Produce the records again in full, exactly as shown below.

#### Dataset rows for apps and sites
*** Begin section ***
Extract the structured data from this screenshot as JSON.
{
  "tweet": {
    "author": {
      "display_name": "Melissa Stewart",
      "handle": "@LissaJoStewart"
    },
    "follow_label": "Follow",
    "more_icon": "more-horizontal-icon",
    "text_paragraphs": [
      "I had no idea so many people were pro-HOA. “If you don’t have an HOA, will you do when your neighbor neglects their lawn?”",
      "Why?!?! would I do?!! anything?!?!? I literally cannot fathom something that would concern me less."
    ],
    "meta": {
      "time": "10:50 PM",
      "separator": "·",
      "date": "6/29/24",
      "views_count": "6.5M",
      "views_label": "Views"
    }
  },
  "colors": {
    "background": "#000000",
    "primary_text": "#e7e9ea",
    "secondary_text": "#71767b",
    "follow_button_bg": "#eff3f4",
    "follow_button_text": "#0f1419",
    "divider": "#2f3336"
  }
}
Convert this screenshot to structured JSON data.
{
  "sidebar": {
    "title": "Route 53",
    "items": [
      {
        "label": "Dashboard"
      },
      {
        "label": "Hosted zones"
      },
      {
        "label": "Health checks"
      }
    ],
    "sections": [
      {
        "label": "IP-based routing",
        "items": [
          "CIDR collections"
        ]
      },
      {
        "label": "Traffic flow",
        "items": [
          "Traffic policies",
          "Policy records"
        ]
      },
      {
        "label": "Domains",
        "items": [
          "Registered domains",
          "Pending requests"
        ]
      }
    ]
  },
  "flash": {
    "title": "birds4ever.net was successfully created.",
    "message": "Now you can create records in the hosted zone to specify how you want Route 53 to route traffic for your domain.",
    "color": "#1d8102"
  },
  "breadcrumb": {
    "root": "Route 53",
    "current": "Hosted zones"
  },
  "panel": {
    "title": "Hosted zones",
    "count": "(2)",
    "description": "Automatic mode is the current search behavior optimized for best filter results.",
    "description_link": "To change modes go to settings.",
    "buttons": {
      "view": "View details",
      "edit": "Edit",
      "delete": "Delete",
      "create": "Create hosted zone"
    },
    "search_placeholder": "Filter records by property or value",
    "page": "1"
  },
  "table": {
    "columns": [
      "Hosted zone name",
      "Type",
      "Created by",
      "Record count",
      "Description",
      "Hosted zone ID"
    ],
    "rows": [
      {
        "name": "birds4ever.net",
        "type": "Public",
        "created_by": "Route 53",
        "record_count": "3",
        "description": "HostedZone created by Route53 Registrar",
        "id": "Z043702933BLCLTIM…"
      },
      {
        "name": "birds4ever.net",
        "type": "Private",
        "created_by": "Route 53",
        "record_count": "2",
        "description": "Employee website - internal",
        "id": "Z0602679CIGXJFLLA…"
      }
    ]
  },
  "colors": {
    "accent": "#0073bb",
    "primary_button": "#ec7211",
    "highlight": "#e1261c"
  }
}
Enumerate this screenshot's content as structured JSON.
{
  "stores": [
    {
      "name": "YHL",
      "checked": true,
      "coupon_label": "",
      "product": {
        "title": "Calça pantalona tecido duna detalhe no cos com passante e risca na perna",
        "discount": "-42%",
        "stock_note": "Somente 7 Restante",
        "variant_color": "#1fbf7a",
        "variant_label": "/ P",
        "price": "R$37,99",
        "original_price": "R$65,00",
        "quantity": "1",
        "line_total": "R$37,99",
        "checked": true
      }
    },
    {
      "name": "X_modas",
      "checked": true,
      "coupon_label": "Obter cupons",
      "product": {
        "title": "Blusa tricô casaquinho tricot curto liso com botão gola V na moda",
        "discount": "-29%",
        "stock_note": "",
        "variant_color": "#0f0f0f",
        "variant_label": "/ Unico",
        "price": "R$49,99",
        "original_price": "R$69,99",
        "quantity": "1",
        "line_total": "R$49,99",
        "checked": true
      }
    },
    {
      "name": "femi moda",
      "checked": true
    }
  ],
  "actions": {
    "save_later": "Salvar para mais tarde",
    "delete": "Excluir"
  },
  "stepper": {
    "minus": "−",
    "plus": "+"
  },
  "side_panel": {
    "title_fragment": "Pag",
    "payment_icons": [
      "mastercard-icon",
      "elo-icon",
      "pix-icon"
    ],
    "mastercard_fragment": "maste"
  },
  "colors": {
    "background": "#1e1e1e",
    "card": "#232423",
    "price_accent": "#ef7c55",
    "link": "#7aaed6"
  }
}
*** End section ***
#### Result for this exercise
Extract the structured data from this screenshot as JSON.
{
  "tweet": {
    "author": {
      "display_name": "Melissa Stewart",
      "handle": "@LissaJoStewart"
    },
    "follow_label": "Follow",
    "more_icon": "more-horizontal-icon",
    "text_paragraphs": [
      "I had no idea so many people were pro-HOA. “If you don’t have an HOA, will you do when your neighbor neglects their lawn?”",
      "Why?!?! would I do?!! anything?!?!? I literally cannot fathom something that would concern me less."
    ],
    "meta": {
      "time": "10:50 PM",
      "separator": "·",
      "date": "6/29/24",
      "views_count": "6.5M",
      "views_label": "Views"
    }
  },
  "colors": {
    "background": "#000000",
    "primary_text": "#e7e9ea",
    "secondary_text": "#71767b",
    "follow_button_bg": "#eff3f4",
    "follow_button_text": "#0f1419",
    "divider": "#2f3336"
  }
}
Convert this screenshot to structured JSON data.
{
  "sidebar": {
    "title": "Route 53",
    "items": [
      {
        "label": "Dashboard"
      },
      {
        "label": "Hosted zones"
      },
      {
        "label": "Health checks"
      }
    ],
    "sections": [
      {
        "label": "IP-based routing",
        "items": [
          "CIDR collections"
        ]
      },
      {
        "label": "Traffic flow",
        "items": [
          "Traffic policies",
          "Policy records"
        ]
      },
      {
        "label": "Domains",
        "items": [
          "Registered domains",
          "Pending requests"
        ]
      }
    ]
  },
  "flash": {
    "title": "birds4ever.net was successfully created.",
    "message": "Now you can create records in the hosted zone to specify how you want Route 53 to route traffic for your domain.",
    "color": "#1d8102"
  },
  "breadcrumb": {
    "root": "Route 53",
    "current": "Hosted zones"
  },
  "panel": {
    "title": "Hosted zones",
    "count": "(2)",
    "description": "Automatic mode is the current search behavior optimized for best filter results.",
    "description_link": "To change modes go to settings.",
    "buttons": {
      "view": "View details",
      "edit": "Edit",
      "delete": "Delete",
      "create": "Create hosted zone"
    },
    "search_placeholder": "Filter records by property or value",
    "page": "1"
  },
  "table": {
    "columns": [
      "Hosted zone name",
      "Type",
      "Created by",
      "Record count",
      "Description",
      "Hosted zone ID"
    ],
    "rows": [
      {
        "name": "birds4ever.net",
        "type": "Public",
        "created_by": "Route 53",
        "record_count": "3",
        "description": "HostedZone created by Route53 Registrar",
        "id": "Z043702933BLCLTIM…"
      },
      {
        "name": "birds4ever.net",
        "type": "Private",
        "created_by": "Route 53",
        "record_count": "2",
        "description": "Employee website - internal",
        "id": "Z0602679CIGXJFLLA…"
      }
    ]
  },
  "colors": {
    "accent": "#0073bb",
    "primary_button": "#ec7211",
    "highlight": "#e1261c"
  }
}
Enumerate this screenshot's content as structured JSON.
{
  "stores": [
    {
      "name": "YHL",
      "checked": true,
      "coupon_label": "",
      "product": {
        "title": "Calça pantalona tecido duna detalhe no cos com passante e risca na perna",
        "discount": "-42%",
        "stock_note": "Somente 7 Restante",
        "variant_color": "#1fbf7a",
        "variant_label": "/ P",
        "price": "R$37,99",
        "original_price": "R$65,00",
        "quantity": "1",
        "line_total": "R$37,99",
        "checked": true
      }
    },
    {
      "name": "X_modas",
      "checked": true,
      "coupon_label": "Obter cupons",
      "product": {
        "title": "Blusa tricô casaquinho tricot curto liso com botão gola V na moda",
        "discount": "-29%",
        "stock_note": "",
        "variant_color": "#0f0f0f",
        "variant_label": "/ Unico",
        "price": "R$49,99",
        "original_price": "R$69,99",
        "quantity": "1",
        "line_total": "R$49,99",
        "checked": true
      }
    },
    {
      "name": "femi moda",
      "checked": true
    }
  ],
  "actions": {
    "save_later": "Salvar para mais tarde",
    "delete": "Excluir"
  },
  "stepper": {
    "minus": "−",
    "plus": "+"
  },
  "side_panel": {
    "title_fragment": "Pag",
    "payment_icons": [
      "mastercard-icon",
      "elo-icon",
      "pix-icon"
    ],
    "mastercard_fragment": "maste"
  },
  "colors": {
    "background": "#1e1e1e",
    "card": "#232423",
    "price_accent": "#ef7c55",
    "link": "#7aaed6"
  }
}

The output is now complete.